I recently invited you to share some of your posts from your archives. It is a way of giving your earlier or favourite posts a chance to be read by a different audience. Mine. Details of how you can participate is at the end of the post.
Jennie Fitzkee has been a pre-school teacher for over thirty years, I have reblogged several of her posts because they demonstrate how a dedicated and passionate teacher can ignite imagination and a passion for books and music in the very young. Here is a post from 2014 on the importance of conversation outside of classroom hours.
Lunchtime conversations in the classroom: It’s Important by Jennie Fitzkee
I thought you might enjoy a a little verbal window into my classroom at 12:00 PM. Is it chaos or is it beneficial?
Yes, there is chaos. The logistics of of getting fifteen children set up for lunch is no small feat. On the other side, lunch time is almost like a casual circle time; a time that we often engage in in-depth discussions, sometimes light and fun, sometimes deep and serious!
We have debated if girls can marry girls and boys can marry boys; we have nominated our favorite cereals and our hated vegetables. We talk about nutrition, manners, health, nightmares, and monsters. The questions are endless. Everyone’s opinion is valued. Isn’t that wonderful? A favorite is, “Tell me when you were a little girl”. Children derive such comfort and support when they know that their teacher had all the same fears and troubles when they were young. “It happened like this…” has become the opening sentence for the ‘Jennie stories’ that have children captivated. They know it is a true story as soon as they hear the words, “It happened like this”, and they are on the edge of their seats. And now, that phrase also signifies something important as well as true to children.
Lunch time is much more than learning about nutrition, practicing with utensils, or remembering ‘please’ and ‘thank you’. It is a time of coming together, where we truly bond as a family, and often engage in rich conversation. Much like our Morning Meeting, each child’s thoughts and questions are welcomed and valued. We had quite a deep discussion which I would like to share with you. Many children were contributors to this conversation. It happened like this:
Child: “Is die a bad word?”
Jennie: “No, die is not a bad word. Everything that is alive dies. Flowers die. People die after they are very, very old.”
Child: “What does alive mean?”
Jennie: “It means something that is living, like plants, or animals, and even people. Let’s see; ‘What is alive and what is dead’?”
Child: “My lunch is not alive.”
Child: “Or a table.”
Jennie: “Is the lettuce on my sandwich alive or dead? This is tricky.”
Jennie: “Well, it was alive when it was growing in the ground, and it died after it was picked. All plants and food are alive when they are growing. Just like animals and people.”
Child: “I’m growing. Will I die when I stop growing?”
Jennie: “You probably won’t die until you are very old.”
Child: “My Grampy’s old, and he’s alive.”
Jennie: “My mother is very old, and she is alive, too.”
Child: “Do you die if there’s a fire?”
Jennie: “Firefighters will be there to rescue and help you. You probably won’t die.”

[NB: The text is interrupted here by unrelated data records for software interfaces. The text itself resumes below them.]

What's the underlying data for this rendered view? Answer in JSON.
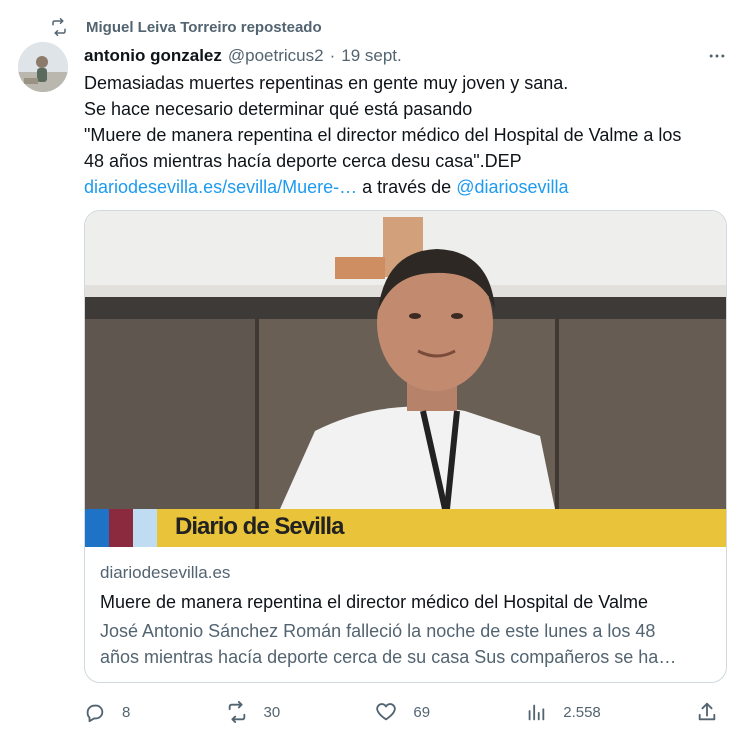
{
  "repost": {
    "text": "Miguel Leiva Torreiro reposteado"
  },
  "author": {
    "name": "antonio gonzalez",
    "handle": "@poetricus2",
    "separator": "·",
    "date": "19 sept."
  },
  "tweet": {
    "lines": [
      "Demasiadas muertes repentinas en gente muy joven y sana.",
      "Se hace necesario determinar qué está pasando",
      "\"Muere de manera repentina el director médico del Hospital de Valme a los",
      "48 años mientras hacía deporte cerca desu casa\".DEP"
    ],
    "link_text": "diariodesevilla.es/sevilla/Muere-…",
    "via_text": " a través de ",
    "mention": "@diariosevilla"
  },
  "card": {
    "image_banner_text": "Diario de Sevilla",
    "banner_colors": [
      "#1f73c7",
      "#8b2a3e",
      "#bfdcf2",
      "#e9c43a"
    ],
    "domain": "diariodesevilla.es",
    "title": "Muere de manera repentina el director médico del Hospital de Valme",
    "description_lines": [
      "José Antonio Sánchez Román falleció la noche de este lunes a los 48",
      "años mientras hacía deporte cerca de su casa Sus compañeros se ha…"
    ]
  },
  "actions": {
    "replies": "8",
    "reposts": "30",
    "likes": "69",
    "views": "2.558"
  },
  "colors": {
    "accent": "#1d9bf0",
    "secondary_text": "#536471",
    "border": "#cfd9de"
  }
}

Child: “What if you’re hot in a fire?”
Jennie: “A fire hardly ever happens, and the firefighters are right there. You don’t need to worry about that at all. You probably won’t die until you are very old.”
Child: “Will God die? He’s very old.”
Jennie: “God doesn’t die. For people who believe, He lives in your heart forever.”
Wow! As you can see, our lunch times are often full of wonder and sharing. Learning takes place in many ways, and we will always provide an environment and multiple avenues, such as today, where children can learn.
Did you know that the benefits of verbal dialogue among families at dinner is as effective for language development as reading?
A key to language and to reading readiness is in both conversation and listening. I believe that our lunch time provides all of these opportunities plus socializing, nutrition, education, and reinforcement of table manners, in a fun, sometimes relaxed, sometimes chaotic environment. It’s wonderful!
About Jennie Fitzkee
I have been teaching preschool for over thirty years. This is my passion. I believe that children have a voice, and that is the catalyst to enhance or even change the learning experience. Emergent curriculum opens young minds. It’s the little things that happen in the classroom that are most important and exciting. That’s what I write about.
I am highlighted in the the new edition of Jim Trelease’s bestselling book, “The Read-Aloud Handbook” because of my reading to children. My class has designed quilts that hang as permanent displays at both the National Liberty Museum in Philadelphia, and the Fisher House at the Boston VA Hospital.
Connect to Jennie
My thanks to Jenny for sharing the second of four posts with us today and look out for more next Sunday. In the meantime I hope you will head over to her blog and catch up on her current posts.
If you would like to give some of your posts from the past a little TLC then dust them off and send four links to me at firstname.lastname@example.org. If this is your first time on Smorgasbord then please include your links to social media. If you like the experience then we can always look at sharing more.
This is for posts of general interest rather then book promotion, although your work will feature. If you would like to promote your work here then please contact me at the email address above.
Look forward to hearing from you. Thanks Sally.